The Second Basic Plan Concerning the Promotion of Reading Activities by Children was formulated in 2008 based on the Law on the Promotion of Reading Activities for Children (Kodomo no Dokusho Katsudo ni Kansuru Horitsu), enacted in December, 2001. It has been five years since then, and the Third Basic Plan was approved by the Cabinet on May 17, 2013.

Third Plan acknowledges the successes of the Second Plan: both the number of libraries and the annual volume of books loaned to children have reached record highs, the number of libraries with space for children has increased, the rate of public libraries in towns or villages providing OPAC for users has increased, and ”morning reading time” has become widely popular. On the other hand, the following problems were found: both junior-high and high-school students continue to stop reading as they grow older, some municipalities have yet to create plans for promoting children’s reading activities or to establish public libraries, and almost half of school libraries have yet to meet government standards for book collections at school libraries.”

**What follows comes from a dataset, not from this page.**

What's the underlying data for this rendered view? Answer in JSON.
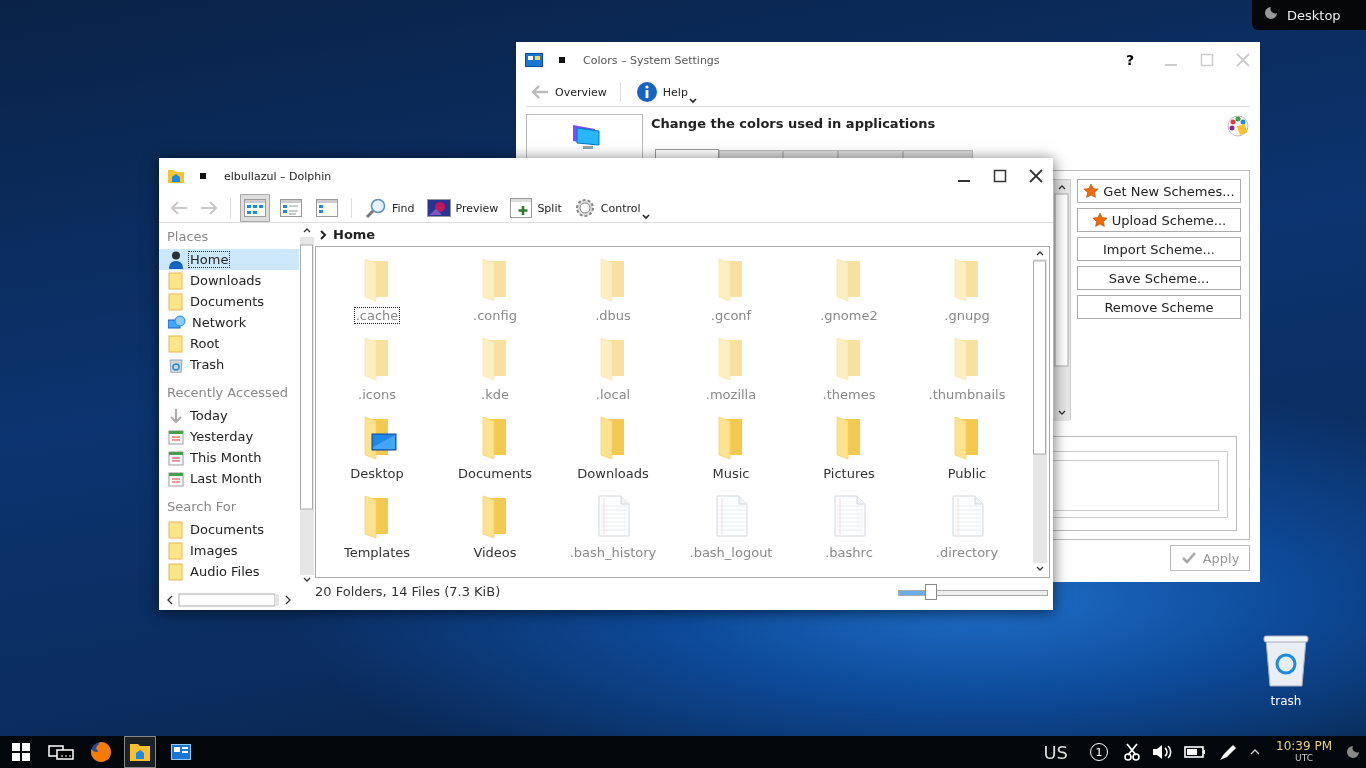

Also, the past five years have seen major changes that affect the reading activities of children. The Library Law (Toshokan Ho) has been amended in response to the formulation of the Central Education Council’s Report on Lifelong Learning Policy for a New Era (Atarashi Jidai wo Kirihiraku Shogai Gakushu no Shinko Hosaku ni Tsuite), new curriculum guidelines, which promote reading activities to enhance language ability, have come into effect, and the environment in which people read has been altered by new ICT such as the rapid spread of digital books. In addition to other achievements and problems, the Third Plan takes into account such changes in children's learning environment.

The following is the gist of the Third Plan as it relates to libraries.

  • Aiming to halve the rate of non-readers in ten years, decrease that of elementary school to less than 3%, junior high school to less than 12%, and high school to less than 40% in approximately 5 years
  • Increase the rate of cities having a plan for promoting children’s reading activities to 100%, and of towns or villages to more than 70%
  • Encourage every library to provide information on children’s reading by use of ICT
  • Encourage every library to introduce computers for visitors and OPAC
  • Provide opportunities and places to get involved in various volunteer activities, and conduct training to facilitate those activities
  • Check and evaluate administrative performance
  • Set up more public libraries in cities, towns, and villages
  • Equip libraries with sufficient books and facilities
  • Enhance school library services to give students a sense of belonging
  • Encourage more schools to employ a school librarian

Encouraging national and local public bodies, parents, and schools to unite and narrow the regional gaps in the environment in which children read, the Third Plan emphasizes the importance of society-wide promotion of children’s voluntary reading activities.


(2013.7.18 update)